Ballard's Mr. Wynkoop let the students know that administrators had thought about this issue as the weather was getting warmer and let the students know - in advance - what the dress code policy at Ballard is.
Recently we have become aware of an effort to organize a protest of some kind later this week that would include girls wearing overly revealing clothes. To attempt to head this off and/or make our position clear, I spoke with the Student Senate today, took input and answered questions related to this issue. I also wanted to make it clear to our entire community about our justifications, our expectations and the steps we will continue to take when issues arise.
This is precisely the right course of action. Here's our policy, here's why, our expectations and yes, consequences. He spoke of preparing students for life as well as safety issues.
However, he did note that students wanted a clarification of the term from the Student Handbook on
"revealing or disruptive clothing" and provided examples.
I also like that he is NOT going to contact parents unless the situation cannot be remedied by the student (with the school's help).
He also says this:
--> I have heard concerns from some students that this standard is furthering "rape culture" by penalizing young women for the thoughts of young men, but I thoroughly disagree with this interpretation. Being distracted from learning is an involuntary process that students cannot fully stop on their own, where as students are FULLY responsible for their actions.
I can see where he was going with this thought but I'm not sure it was made as clearly as it should have been.
Garfield High School
First, I was looking at Garfield's home page and right there under the principal's contact info is a concerns and complaints page. On it they explain the step-by-step process. Good idea.
Second, I see the Garfield PTSA raffled off a car. A Tesla Model S. Wow, pretty nice.
I also see that the PTSA, using three different grant sources, will be funding a mobile iPad cart with "powersync cart, 17 iPads and wireless airport." Again, great job.
Also, looking at the Garfield student newspaper, The Messenger, they have an op-ed on dress codes. I'm not sure I agree with it but it's one student's take on it. Somewhat amusingly, there is a previous op-ed on the problems with thongs. (Yes, written by a female student.

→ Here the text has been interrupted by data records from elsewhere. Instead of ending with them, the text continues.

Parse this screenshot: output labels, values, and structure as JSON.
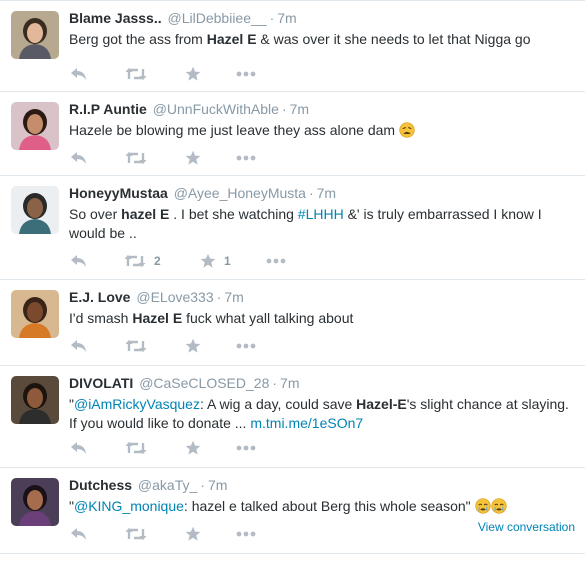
{
  "tweets": [
    {
      "name": "Blame Jasss..",
      "handle": "@LilDebbiiee__",
      "time": "7m",
      "segments": [
        {
          "t": "Berg got the ass from "
        },
        {
          "t": "Hazel E",
          "b": true
        },
        {
          "t": " & was over it she needs to let that Nigga go"
        }
      ],
      "retweets": "",
      "favorites": "",
      "avatar": {
        "bg": "#b7a98f",
        "hair": "#3b2c22",
        "skin": "#e3b89a",
        "shirt": "#5a5a66"
      }
    },
    {
      "name": "R.I.P Auntie",
      "handle": "@UnnFuckWithAble",
      "time": "7m",
      "segments": [
        {
          "t": "Hazele be blowing me just leave they ass alone dam "
        },
        {
          "emoji": "weary-face-emoji"
        }
      ],
      "retweets": "",
      "favorites": "",
      "avatar": {
        "bg": "#d9c3c8",
        "hair": "#2b1a14",
        "skin": "#c58d6c",
        "shirt": "#e05f88"
      }
    },
    {
      "name": "HoneyyMustaa",
      "handle": "@Ayee_HoneyMusta",
      "time": "7m",
      "segments": [
        {
          "t": "So over "
        },
        {
          "t": "hazel E",
          "b": true
        },
        {
          "t": " . I bet she watching "
        },
        {
          "t": "#LHHH",
          "link": true
        },
        {
          "t": " &' is truly embarrassed I know I would be .."
        }
      ],
      "retweets": "2",
      "favorites": "1",
      "avatar": {
        "bg": "#eceff1",
        "hair": "#2a2a2a",
        "skin": "#8a6248",
        "shirt": "#3c6e7a"
      }
    },
    {
      "name": "E.J. Love",
      "handle": "@ELove333",
      "time": "7m",
      "segments": [
        {
          "t": "I'd smash "
        },
        {
          "t": "Hazel E",
          "b": true
        },
        {
          "t": " fuck what yall talking about"
        }
      ],
      "retweets": "",
      "favorites": "",
      "avatar": {
        "bg": "#d8b890",
        "hair": "#3a2418",
        "skin": "#7b4a2e",
        "shirt": "#d77a28"
      }
    },
    {
      "name": "DIVOLATI",
      "handle": "@CaSeCLOSED_28",
      "time": "7m",
      "segments": [
        {
          "t": "\""
        },
        {
          "t": "@iAmRickyVasquez",
          "link": true
        },
        {
          "t": ": A wig a day, could save "
        },
        {
          "t": "Hazel-E",
          "b": true
        },
        {
          "t": "'s slight chance at slaying. If you would like to donate ... "
        },
        {
          "t": "m.tmi.me/1eSOn7",
          "link": true
        }
      ],
      "retweets": "",
      "favorites": "",
      "avatar": {
        "bg": "#5a4a3c",
        "hair": "#1d1410",
        "skin": "#8e5a3b",
        "shirt": "#2d2d2d"
      }
    },
    {
      "name": "Dutchess",
      "handle": "@akaTy_",
      "time": "7m",
      "segments": [
        {
          "t": "\""
        },
        {
          "t": "@KING_monique",
          "link": true
        },
        {
          "t": ": hazel e talked about Berg this whole season\" "
        },
        {
          "emoji": "crying-face-emoji"
        },
        {
          "emoji": "crying-face-emoji"
        }
      ],
      "retweets": "",
      "favorites": "",
      "view_conversation": "View conversation",
      "avatar": {
        "bg": "#4b3f57",
        "hair": "#1a1118",
        "skin": "#a56d4e",
        "shirt": "#6a3f7a"
      }
    }
  ]
}
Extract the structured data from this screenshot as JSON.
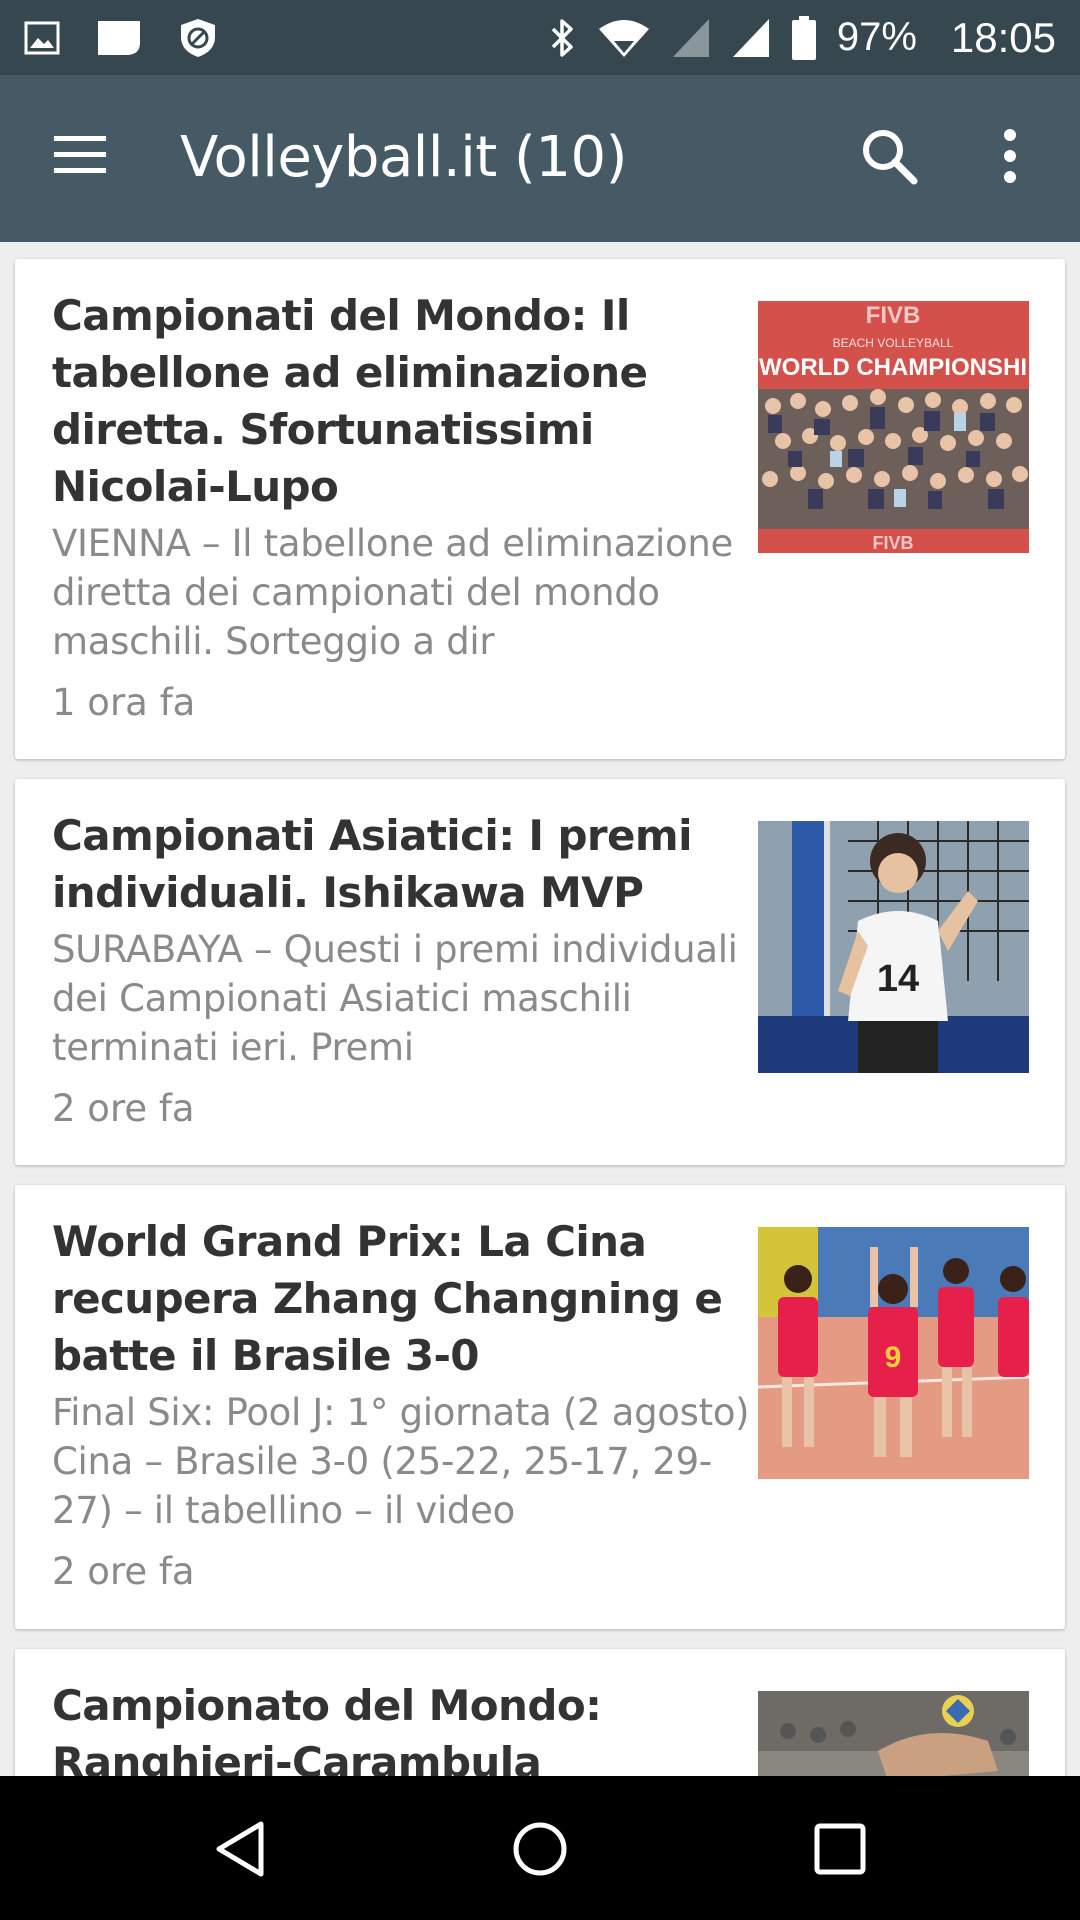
{
  "status_bar": {
    "battery": "97%",
    "time": "18:05",
    "left_icons": [
      "image-icon",
      "notification-badge-icon",
      "vpn-shield-icon"
    ],
    "right_icons": [
      "bluetooth-icon",
      "wifi-icon",
      "signal-icon",
      "signal-icon",
      "battery-icon"
    ]
  },
  "app_bar": {
    "title": "Volleyball.it (10)",
    "icons": [
      "menu-icon",
      "search-icon",
      "more-vert-icon"
    ]
  },
  "articles": [
    {
      "title": "Campionati del Mondo: Il tabellone ad eliminazione diretta. Sfortunatissimi Nicolai-Lupo",
      "snippet": "VIENNA – Il tabellone ad eliminazione diretta dei campionati del mondo maschili. Sorteggio a dir",
      "time": "1 ora fa",
      "thumb_text_top": "FIVB",
      "thumb_text_mid": "BEACH VOLLEYBALL",
      "thumb_text_main": "WORLD CHAMPIONSHI",
      "thumb_text_bottom": "FIVB"
    },
    {
      "title": "Campionati Asiatici: I premi individuali. Ishikawa MVP",
      "snippet": "SURABAYA – Questi i premi individuali dei Campionati Asiatici maschili terminati ieri. Premi",
      "time": "2 ore fa",
      "thumb_jersey": "14"
    },
    {
      "title": "World Grand Prix: La Cina recupera Zhang Changning e batte il Brasile 3-0",
      "snippet": "Final Six: Pool J: 1° giornata (2 agosto) Cina – Brasile 3-0 (25-22, 25-17, 29-27) – il tabellino  – il video",
      "time": "2 ore fa",
      "thumb_jersey": "9"
    },
    {
      "title": "Campionato del Mondo: Ranghieri-Carambula"
    }
  ],
  "nav_bar": {
    "icons": [
      "back-icon",
      "home-icon",
      "recents-icon"
    ]
  },
  "colors": {
    "status_bar": "#37474f",
    "app_bar": "#455a64",
    "background": "#eeeeee",
    "title_text": "#333333",
    "snippet_text": "#8a8a8a"
  }
}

It appears that apparently thongs are not so comfortable. What a surprise. Note to girls; you can find regular underwear that does not have the dreaded VPL. Male readers, don't ask.)

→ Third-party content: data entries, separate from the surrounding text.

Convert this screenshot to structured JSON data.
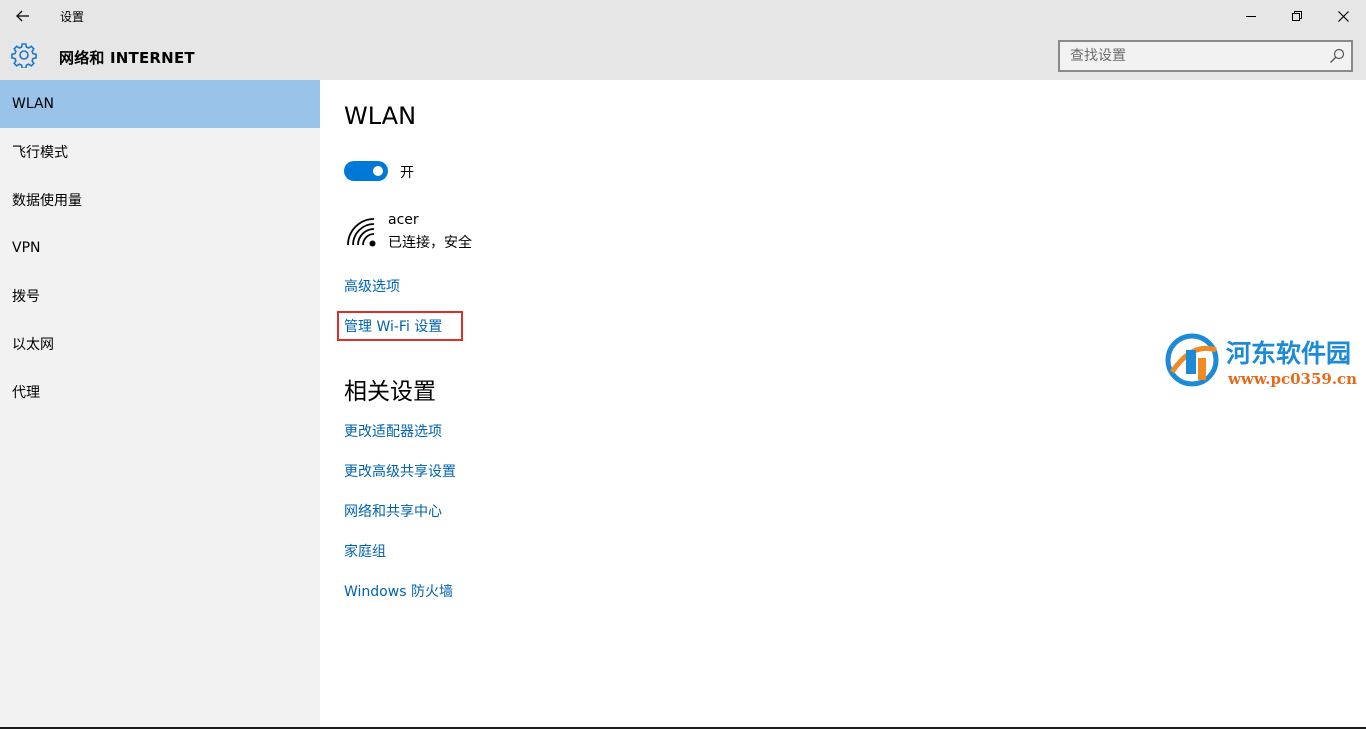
{
  "window": {
    "title": "设置",
    "back_icon": "back-arrow-icon",
    "controls": [
      "minimize-icon",
      "maximize-icon",
      "close-icon"
    ]
  },
  "header": {
    "icon": "gear-icon",
    "title": "网络和 INTERNET",
    "search": {
      "placeholder": "查找设置",
      "value": ""
    }
  },
  "sidebar": {
    "items": [
      {
        "label": "WLAN",
        "active": true
      },
      {
        "label": "飞行模式"
      },
      {
        "label": "数据使用量"
      },
      {
        "label": "VPN"
      },
      {
        "label": "拨号"
      },
      {
        "label": "以太网"
      },
      {
        "label": "代理"
      }
    ]
  },
  "main": {
    "heading": "WLAN",
    "toggle": {
      "state": "on",
      "label": "开"
    },
    "network": {
      "icon": "wifi-signal-icon",
      "name": "acer",
      "status": "已连接，安全"
    },
    "links": [
      "高级选项",
      "管理 Wi-Fi 设置"
    ],
    "related_heading": "相关设置",
    "related_links": [
      "更改适配器选项",
      "更改高级共享设置",
      "网络和共享中心",
      "家庭组",
      "Windows 防火墙"
    ]
  },
  "watermark": {
    "line1": "河东软件园",
    "line2": "www.pc0359.cn"
  },
  "colors": {
    "accent": "#0078d7",
    "link": "#0063b1",
    "selected": "#99c3e8",
    "highlight": "#d9302c"
  }
}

But there is a second Garfield student newspaper, the GHS Truth. It's a very entertaining paper with bon mots like "nothing to throw your panties at" and " folktastic" and calling the prom venue "a mixture between a royal hall and an Ivers (sic)."
I don't know the origins of the newspaper but they seem to be future investigative reporters. One of the more interesting stories in their newspaper (named season 1, episode 7) reveals that the parents of one Garfield student, who had allegedly been hazing students at the foshing event last fall and who was subject to "emergency expulsion", are suing the district. What the reporters at the GHS Truth did is get the court documents and those papers are quite revealing.
From the article:
As well as seeking to overturn the decision they are seeking damages for the “pain, mental anguish and emotional distress” that they claim Cole has experienced as well as his decreased “future earn- ing capacity”, that they claim is a direct result of the negligence and misconduct of the School District.
After reading the court documents, I have to concur with the analysis proved by the GHS Truth.
The parents appear to focus not on the misconduct (of which there seems to be evidence by the accusers) but of how the district handled hearing this case. (How often we see the district dinged for just this kind of thing in the past.) And, it looks like the district may have indeed not followed their own procedures and not only will lose in court, but could lose money. The court date is not until Feb. 23, 2015 (so there's a lot of time to negotiate - my money is on the district backing off).
As well, the reporter, one Erasmus Baxter, states that the court documents seem to indicate that what many seniors had claimed - there was no pressure to participate - was not true at all.
But there was also some humor in those documents. From the analysis:
"...there’s some great lines in there including X's father trying to compare paddling to a fun “birthday spanking”
By the way, please do not attempt to scold me for including the documents. They are, like all court documents (including my own recent court case where the filing documents on the part of the plaintiff are both humorous and ridiculous), public record. Anyone can see them.
As Mr. Baxter says, "The world would be a better place if people didn't just take what the media said as the whole truth. Do your own research."